The evidence before us shows that Economía received an application from Fortuny. Economía, seeking to ensure that it had all the necessary information for initiation, sent additional questions to Fortuny and awaited a reply. Economía also checked the assertions of Fortuny against information from independent sources, the government of Baja California and the magazine Claridades Agropecuarias, which were provided by Fortuny as attachments to its application. Through this process, which took approximately four months, Economía satisfied itself that it had information sufficient to meet the requirements for initiating a countervailing duty investigation.
We find nothing in this behaviour that exhibits a lack of self-control or reserve. Therefore, we find that Economía did not fail to exercise due restraint by neglecting to investigate the extent of the domestic industry prior to initiation.
The European Communities also alleges that Economía's "conversion" of an application based on material retardation into one of material injury evinces a lack of due restraint within the meaning of Article 13(b)(i) of the Agreement on Agriculture.
In this regard, Mexico argues that Economía, upon reviewing Fortuny's application, concluded that it was not possible in principle to initiate an investigation for material retardation in respect of an enterprise that had been producing olive oil since the 1940s.115 Because of this, Economía sent additional questions to Fortuny with respect to the history of olive oil production in Mexico and the production history of Formex-Ybarra (Fortuny's predecessor company).116 Economía concluded that it would be best to initiate an investigation in respect of injury in general and then, during the course of the investigation, determine the specific nature of any injury caused to the domestic industry by subsidized imports.117 Consequently, Economía initiated the investigation on the basis of "injury" in the broad sense of the term within the meaning of footnote 45 of the SCM Agreement.118
We consider Economía's decision to delay initiation in order to gather more information from the applicant and to avoid initiating on a basis not supported by the evidence in the application to be indicative of self-control and reserve rather than the lack thereof. Therefore, we find that the European Communities has not established that Economía failed to exercise due restraint by "converting" Fortuny's application from one of material retardation into an investigation of injury.
In sum, we find that none of the reasons presented by the European Communities demonstrates a lack of due restraint on the part of Economía. To the contrary, based on our examination of the facts before us, Economía appears to have proceeded with prudence and caution, indicating self-restraint rather than a lack thereof. Therefore, we conclude that the European Communities has not established as a factual matter that Economía failed to show due restraint in initiating the countervailing duty investigation on olive oil.
Assuming arguendo that Article 13(b)(i) of the Agreement on Agriculture was applicable to the olive oil investigation, we find that the European Communities has not demonstrated that Mexico failed to comply with the requirement in that provision to exempt olive oil from imposition of countervailing duties "unless a determination of injury or threat thereof is made in accordance with Article VI of GATT 1994 and Part V of the Subsidies Agreement". Nor has the European Communities demonstrated that Mexico failed to show due restraint in initiating the countervailing duty investigation on olive oil. Therefore, we find that the European Communities has not established that Mexico acted inconsistently with Article 13(b)(i) of the Agreement on Agriculture.

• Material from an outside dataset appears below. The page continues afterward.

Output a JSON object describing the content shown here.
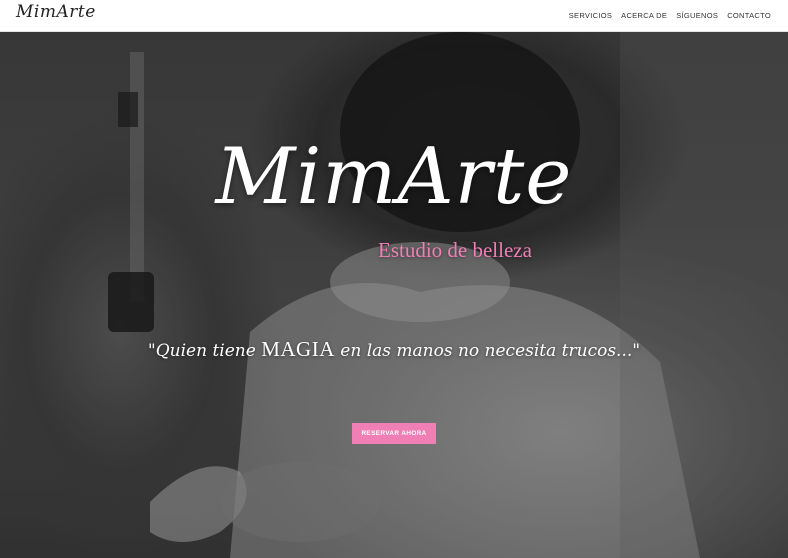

The European Communities asserts that Mexico failed to require interested parties to provide non-confidential summaries of confidential information and that Mexico therefore acted inconsistently with its obligations under Article 12.4.1 of the SCM Agreement.